Can your lifestyle lead to diabetes?
Posted on 6 November 2018
Type 2 diabetes can be treated when diagnosed early. If left untreated, warns Mediclinic Vergelegen endocrinologist Dr Elmo Pretorius, it can lead to kidney damage, heart disease and even stroke.
“Diabetes is a silent disease,” says Dr Pretorius. “You may not know you have it or think it’s not serious. But in the background, it’s causing damage to your blood vessels, and that can lead to a heart attack, stroke, renal failure, blindness – you could even lose a limb.”
When you eat or drink, your pancreas produces a hormone known as insulin to break food down into energy. When you have diabetes, your body is unable to produce enough insulin. The result: the sugar in your blood rises, uncontrolled, even as your cells are starved of energy.
“Your blood vessels have a non-stick coating,” Dr Pretorius explains. “Certain factors erode that coating, such as smoking and high blood pressure. Glucose is one of those factors. In that case, without the protective layer, things like cholesterol and platelets then become stuck to the lining of these blood vessels, and cause blockages.”
The bigger the vessel, the bigger the problem. While tiny vessels in the eye, for example, can lead to blindness, blockages in larger vessels that lead to the heart and brain can cause heart attacks and stroke.
Change your lifestyle
“The first thing we would do is investigate how we have arrived at this point,” Dr Pretorius explains. “Diabetes is largely a genetic malfunction, caused when you inherit poor pancreatic function. But what happens is that you then acquire obesity as you grow up.”
Early detection is crucial. “If we catch the disease too late, you may already have damage to your pancreas and organs – then it becomes a lot trickier. But if we pick it up early, we can reverse the poor lifestyle decisions that have led to being overweight, and in 90% of cases, we can cure diabetes.”
Bariatric surgery is a proven rapid weight-loss option for people who are suffering from morbid obesity. But lifestyle change is the cornerstone of type 2 diabetes management.
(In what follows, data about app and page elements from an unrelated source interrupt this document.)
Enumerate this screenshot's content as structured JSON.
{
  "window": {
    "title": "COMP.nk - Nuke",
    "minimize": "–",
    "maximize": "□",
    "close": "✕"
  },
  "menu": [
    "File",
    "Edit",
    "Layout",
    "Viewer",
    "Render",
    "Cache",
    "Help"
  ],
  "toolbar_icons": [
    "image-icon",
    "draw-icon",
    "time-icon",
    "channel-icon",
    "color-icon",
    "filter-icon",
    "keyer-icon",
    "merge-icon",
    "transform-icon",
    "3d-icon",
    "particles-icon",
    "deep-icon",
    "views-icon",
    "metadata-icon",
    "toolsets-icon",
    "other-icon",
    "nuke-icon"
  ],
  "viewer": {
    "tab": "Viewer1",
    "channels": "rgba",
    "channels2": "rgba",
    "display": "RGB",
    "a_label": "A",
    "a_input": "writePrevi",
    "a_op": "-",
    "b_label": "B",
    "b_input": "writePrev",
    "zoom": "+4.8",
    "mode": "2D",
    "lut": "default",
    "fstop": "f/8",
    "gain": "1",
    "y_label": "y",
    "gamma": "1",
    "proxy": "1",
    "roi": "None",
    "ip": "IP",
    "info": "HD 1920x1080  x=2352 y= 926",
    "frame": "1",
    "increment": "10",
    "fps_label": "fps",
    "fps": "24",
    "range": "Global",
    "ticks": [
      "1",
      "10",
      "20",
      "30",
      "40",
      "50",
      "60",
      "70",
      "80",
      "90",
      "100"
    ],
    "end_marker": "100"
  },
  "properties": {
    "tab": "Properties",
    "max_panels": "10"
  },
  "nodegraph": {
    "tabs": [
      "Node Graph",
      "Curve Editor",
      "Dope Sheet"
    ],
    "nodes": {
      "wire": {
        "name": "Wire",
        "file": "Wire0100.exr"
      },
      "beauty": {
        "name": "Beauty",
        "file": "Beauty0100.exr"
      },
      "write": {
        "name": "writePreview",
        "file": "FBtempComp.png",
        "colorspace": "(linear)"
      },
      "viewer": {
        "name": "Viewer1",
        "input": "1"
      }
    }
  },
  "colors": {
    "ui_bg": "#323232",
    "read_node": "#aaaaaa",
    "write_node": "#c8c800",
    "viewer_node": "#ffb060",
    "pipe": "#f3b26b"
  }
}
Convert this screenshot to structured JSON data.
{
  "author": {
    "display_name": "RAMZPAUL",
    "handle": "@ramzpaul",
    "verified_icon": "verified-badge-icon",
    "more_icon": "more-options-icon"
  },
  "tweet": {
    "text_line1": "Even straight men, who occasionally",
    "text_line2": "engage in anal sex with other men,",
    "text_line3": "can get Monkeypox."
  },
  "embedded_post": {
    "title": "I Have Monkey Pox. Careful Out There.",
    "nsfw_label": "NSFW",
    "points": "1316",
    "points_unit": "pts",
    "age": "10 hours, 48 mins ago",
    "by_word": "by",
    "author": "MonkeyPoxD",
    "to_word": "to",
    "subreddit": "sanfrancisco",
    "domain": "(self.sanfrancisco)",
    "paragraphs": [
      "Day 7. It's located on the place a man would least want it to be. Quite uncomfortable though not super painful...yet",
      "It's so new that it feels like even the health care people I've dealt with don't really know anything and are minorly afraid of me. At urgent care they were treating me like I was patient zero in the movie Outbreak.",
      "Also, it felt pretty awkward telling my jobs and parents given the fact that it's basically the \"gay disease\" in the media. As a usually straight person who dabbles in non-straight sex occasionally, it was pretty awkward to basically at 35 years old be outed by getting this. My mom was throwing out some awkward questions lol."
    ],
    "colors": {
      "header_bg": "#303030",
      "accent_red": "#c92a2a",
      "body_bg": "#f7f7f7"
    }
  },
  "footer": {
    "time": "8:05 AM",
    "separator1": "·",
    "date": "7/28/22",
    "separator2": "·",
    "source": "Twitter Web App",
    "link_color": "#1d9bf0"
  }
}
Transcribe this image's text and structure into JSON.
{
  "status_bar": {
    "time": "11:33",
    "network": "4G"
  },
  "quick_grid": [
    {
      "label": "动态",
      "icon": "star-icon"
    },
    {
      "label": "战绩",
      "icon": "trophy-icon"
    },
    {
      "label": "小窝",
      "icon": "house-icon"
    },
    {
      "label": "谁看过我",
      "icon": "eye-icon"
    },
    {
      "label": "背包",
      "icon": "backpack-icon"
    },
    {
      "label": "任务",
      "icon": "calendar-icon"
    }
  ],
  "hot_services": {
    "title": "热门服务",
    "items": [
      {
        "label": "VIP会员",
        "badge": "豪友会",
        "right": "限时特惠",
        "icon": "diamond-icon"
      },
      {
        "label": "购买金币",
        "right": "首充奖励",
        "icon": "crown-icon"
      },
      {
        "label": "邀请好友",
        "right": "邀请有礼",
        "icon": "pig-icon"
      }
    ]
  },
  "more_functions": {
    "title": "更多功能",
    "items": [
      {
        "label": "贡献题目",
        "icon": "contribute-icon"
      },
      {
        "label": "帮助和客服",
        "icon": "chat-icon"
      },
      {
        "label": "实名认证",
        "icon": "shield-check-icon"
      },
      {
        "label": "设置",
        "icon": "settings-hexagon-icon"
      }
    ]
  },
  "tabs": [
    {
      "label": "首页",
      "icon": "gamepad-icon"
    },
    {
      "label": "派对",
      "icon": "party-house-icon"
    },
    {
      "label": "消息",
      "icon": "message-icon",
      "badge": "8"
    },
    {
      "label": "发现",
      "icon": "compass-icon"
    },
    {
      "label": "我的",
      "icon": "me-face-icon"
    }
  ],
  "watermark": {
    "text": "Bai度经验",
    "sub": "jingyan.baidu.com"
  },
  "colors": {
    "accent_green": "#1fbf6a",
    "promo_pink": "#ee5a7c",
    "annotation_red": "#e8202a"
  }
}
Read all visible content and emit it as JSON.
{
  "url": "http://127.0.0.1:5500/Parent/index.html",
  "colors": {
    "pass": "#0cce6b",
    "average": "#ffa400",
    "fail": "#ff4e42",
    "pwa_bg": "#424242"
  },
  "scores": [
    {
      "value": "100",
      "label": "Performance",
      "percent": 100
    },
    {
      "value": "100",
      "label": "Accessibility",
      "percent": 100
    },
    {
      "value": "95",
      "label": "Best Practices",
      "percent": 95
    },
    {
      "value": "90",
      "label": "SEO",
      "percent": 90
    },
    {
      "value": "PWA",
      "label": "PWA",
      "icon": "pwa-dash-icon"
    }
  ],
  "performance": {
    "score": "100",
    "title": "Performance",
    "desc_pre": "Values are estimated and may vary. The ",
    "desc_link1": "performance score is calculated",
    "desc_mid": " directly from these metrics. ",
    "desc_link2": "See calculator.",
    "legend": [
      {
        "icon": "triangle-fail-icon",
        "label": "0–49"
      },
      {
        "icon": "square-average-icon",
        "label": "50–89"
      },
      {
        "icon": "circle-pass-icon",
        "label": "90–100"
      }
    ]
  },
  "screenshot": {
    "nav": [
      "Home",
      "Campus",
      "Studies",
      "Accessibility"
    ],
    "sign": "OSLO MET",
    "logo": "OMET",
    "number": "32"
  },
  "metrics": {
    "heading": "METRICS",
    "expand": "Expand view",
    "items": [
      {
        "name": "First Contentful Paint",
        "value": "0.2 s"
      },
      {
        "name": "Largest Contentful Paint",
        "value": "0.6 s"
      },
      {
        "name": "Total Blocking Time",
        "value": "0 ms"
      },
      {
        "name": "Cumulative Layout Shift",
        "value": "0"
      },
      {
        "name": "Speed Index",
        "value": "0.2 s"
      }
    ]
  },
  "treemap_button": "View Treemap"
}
Dr Pretorius says most of his patients are proactive and motivated to change their lives in order to cure the condition, and he has many success stories. “It can be tough for people to change a lifetime of bad habits, but most diabetic patients are only diagnosed once they have had a heart attack or stroke, or are suffering from renal failure,” he says. “The average diabetic, by the time they are diagnosed, has had the disease for 10 years.”
Calories, not sugar
Prevention, in this case, a lot more effective than treatment. “Most medications for diabetes are designed to reduce the damage being done to blood vessels and organs, Dr Pretorius says. “This is damage control – not curative.”
Diet is the crux of this matter, he explains. Contrary to popular belief, diabetes is not a condition caused by sugar. “Diabetes is a disease caused by abdominal obesity. In that sense, it is about excess calories – whatever food you eat, sugary or not, could lead to diabetes if you eat too much.”
This is simple mathematics, Dr Pretorius says. “Diabetes is not a question of your diet. Are you taking in the energy content you need or less? Or are you taking in more calories than you need? Regularly taking in unnecessary calories, that your body doesn’t need, will lead to weight gain.”
Diet does play a role in the effect it has on the mind. “We know people find it difficult to gauge the number of calories on their plate, particularly white starches, like potatoes, rice and bread. We find people tend to overeat these ingredients, and these foods are very high in calories.”
The browner the carbohydrate, the better
Choosing low-glycaemic index foods, such as whole grains, is not so much a health decision as a fullness factor, he says. “Kilo for kilo, these will help you feel fuller for longer, without taking in too many excess calories,” says Dr Pretorius.
The next time you examine the back of a produce packet in the supermarket, pay special attention to the energy content. “I always tell my patients, the browner the carbohydrate, the better. And the lower the glycaemic index, the better. But total calories are the important part.”
Diet vs. exercise
While diet is an important factor in keeping weight under control, exercise plays a key role in helping to manage the effects of diabetes once it has been diagnosed. “As a way to lose weight, exercise is energy inefficient – it takes a huge amount of movement to lose the necessary weight, whereas dietary changes are a lot more effective,” says Dr Pretorius. “But exercise does make the muscles more sensitive to insulin. This helps them to use glucose to produce energy, and not fat. It also drops blood pressure and improves cholesterol.”
Dr Pretorius says patients who are struggling to lose weight may feel despondent if they focus too hard on exercise alone as a weight-loss technique. “It is a lot of work for people who aren’t used to it, and you don’t get the same calorie-deficit rewards as with dietary changes. But for those who already have confirmed diabetes, exercise is vital.”
The best part: “We’re not talking about major exercise. I’m not asking people to run 100 kilometres. Just half an hour of brisk walking is all it takes.”